Que sera, sera in Turkey

“Que sera, sera” is how some of us are looking at current developments in Turkey: “What will be, will be.” But in our case this only refers to a feeling of uncertainity, hopelessness and despair. The future is uncertain, not only for dissidents but also for the whole country, which stands on the verge of regime change. 

There is no hope for political compromise between the ruling party and all others who worry that the new regime will be an even more authoritarian one under one-man rule. Under the circumstances, there seems to be no prospect for lowering social tension and political polarization. There seems no chance to end state of emergency rule, as the government has said it will continue “for as long as extraordinary measures are necessary in the fight against terrorism” of all sorts. 

We feel hopelessness and despair, since under current circumstances there seems no chance to change the course of events in democratic ways and we seek no other means. What’s more, there is little chance to object to the violation of rights and freedoms, indeed that is what emergency rule means and how it works. Under such circumstances, dissent is defined as sedition and dissidents are perceived as “public enemies” who do not deserve any protection, including the protection of law. 

Governmental (ie. presidential) decrees long ago replaced regular laws, despite the fact that the present penal code is sufficiently undemocratic to suppress dissent anyway. It is as if the current ruling party’s politicians had never once sought the support of democrats to get rid of authoritarian laws in the status quo ante; now it needs even more power to curb rights and freedoms.  

In fact, it is not only the politics of the ruling party that leaves no hope for more democracy. The Nationalist Movement Party (MHP) has firmly allied itself with the “nationalist/patriotic cause” of the government regarding Kurdish politics and the presidential system.
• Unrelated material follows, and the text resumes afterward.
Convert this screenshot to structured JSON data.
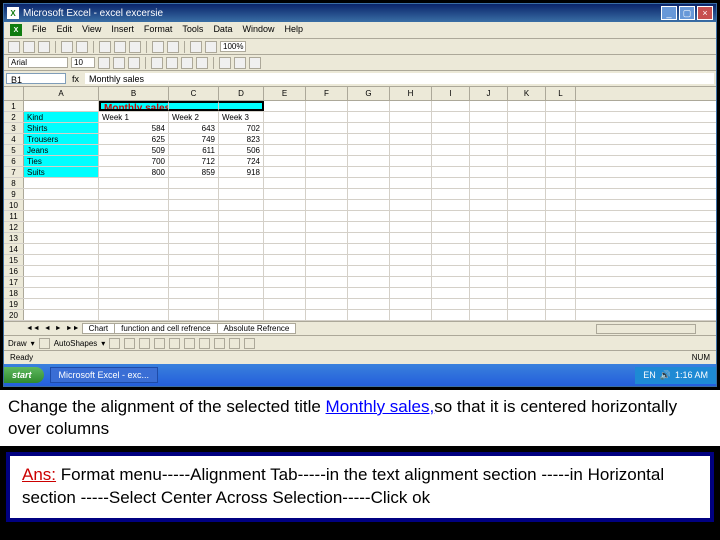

It is said that the draft for the new constitution is considered sufficiently nationalistic by the MHP, as the proposed presidential system firmly closes the door to more Kurdish autonomy. 

Now we have an informal coalition of conservatives and nationalists, promising more authoritarianism based on nationalistic and Islamic legitimacy. It promises more polarization and social tension, as this coalition tends to view and therefore divide society between “good sons and daughters of the nation” and the “enemies of the nation” who refuse to comply with the views of the ruling coalition. 

The compromise reached between the conservative Islamists and the nationalists promises no compromise between “them” and “the others.” It also promises no chance for a peaceful solution of the Kurdish issue, as it equates political negotiation with treason. This coalition promises the establishment of a Turkish-style presidential system with no checks and balances, no judicial independence, and no accountability, since the like-minded ideologies of the Islamists and the nationalists view division of power as a weakness that will lead to national annihilation. 

“Que sera, sera,” since we cannot avoid it. “Que sera, sera,” but we actually do know what lies ahead - and we are very afraid.